Classics and English is a challenging and rewarding course, ideally suited for students who are fascinated by the history and traditions of literature and by the opportunity to compare writing from different times and cultures.
Students should also enjoy the challenge of learning foreign languages and how to appreciate literature in them; and want to investigate the ways in which English literary culture draws inspiration from the great works and genres of the Classical tradition. Classics and English is far more than half a degree in Classics and half a degree in English: each year involves several courses which develop skills in the study of reception, allusion, genre, and intertextuality which unite the two sides of the course.
Typically, students in their first year take courses in commentary (the detailed analysis and discussion of particular texts) and their Classical language, alongside two courses taught by the English tutors on literature in the period 1500-1660. In the second and third years, students select from a range of options, including three ‘bridge papers’, which are jointly taught by the Classics and English tutors, and look at the development and creative reinterpretation of classical genres such as Epic, Tragedy, Comedy, and Satire, or the reception of classical literature in modern poetry. As well as providing a thorough grounding in the major genres of ancient and English literature, we encourage students to pursue their own particular interests.
Oriel College has a strong tradition of Classics and English. Our tutors for both subjects are themselves very committed to the degree. Dr Bruno Currie, Fellow and Tutor in Classics, who teaches the Classics side of the bridge papers, is a specialist on ancient Greek epic and lyric poetry. Dr Kathryn Murphy, who teaches the English side of the bridge papers and the period 1500-1800, is particularly interested in the reception of ancient philosophy and literature in the Renaissance in her own research.
There are a variety of paths students can take to this degree, depending on whether they already have one or both of the classical languages. Those with no experience of the language are expected to take a four-year degree, with the first year devoted to picking up at least one of the languages. Those who arrive with A-Level Latin or Greek, or an equivalent qualification, can take a three-year degree. Most students specialize in one language or the other, and it is not necessary to have both.
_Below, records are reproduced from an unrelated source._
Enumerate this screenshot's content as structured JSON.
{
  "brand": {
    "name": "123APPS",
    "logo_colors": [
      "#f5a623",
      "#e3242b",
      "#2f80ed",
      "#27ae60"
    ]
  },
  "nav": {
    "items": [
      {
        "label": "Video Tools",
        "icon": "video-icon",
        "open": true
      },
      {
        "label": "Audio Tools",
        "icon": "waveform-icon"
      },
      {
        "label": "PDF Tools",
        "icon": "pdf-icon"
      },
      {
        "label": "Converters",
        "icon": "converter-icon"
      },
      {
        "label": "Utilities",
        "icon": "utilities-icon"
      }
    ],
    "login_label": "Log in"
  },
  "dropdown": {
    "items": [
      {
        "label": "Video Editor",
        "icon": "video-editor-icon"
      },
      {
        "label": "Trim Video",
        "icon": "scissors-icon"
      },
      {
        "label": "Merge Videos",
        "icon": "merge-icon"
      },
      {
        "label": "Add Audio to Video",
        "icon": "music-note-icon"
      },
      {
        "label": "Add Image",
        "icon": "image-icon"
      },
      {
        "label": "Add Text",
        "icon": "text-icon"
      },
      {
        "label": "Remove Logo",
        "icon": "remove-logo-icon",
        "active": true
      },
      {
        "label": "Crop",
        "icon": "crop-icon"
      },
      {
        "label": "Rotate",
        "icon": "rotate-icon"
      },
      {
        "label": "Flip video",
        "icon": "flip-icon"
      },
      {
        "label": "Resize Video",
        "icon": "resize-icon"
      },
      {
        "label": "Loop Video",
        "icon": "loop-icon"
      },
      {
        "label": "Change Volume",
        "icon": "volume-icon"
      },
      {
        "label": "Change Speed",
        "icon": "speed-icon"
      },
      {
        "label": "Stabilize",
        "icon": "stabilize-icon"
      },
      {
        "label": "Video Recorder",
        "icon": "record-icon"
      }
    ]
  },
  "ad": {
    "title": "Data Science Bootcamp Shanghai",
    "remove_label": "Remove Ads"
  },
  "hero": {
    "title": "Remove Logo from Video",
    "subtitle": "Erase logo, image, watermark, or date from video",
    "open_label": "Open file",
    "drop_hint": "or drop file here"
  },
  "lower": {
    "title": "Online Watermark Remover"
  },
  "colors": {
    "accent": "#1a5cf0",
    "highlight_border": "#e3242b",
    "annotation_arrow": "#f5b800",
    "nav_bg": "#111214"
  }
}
Admissions criteria can be found on the Classics (Literae Humaniores) page.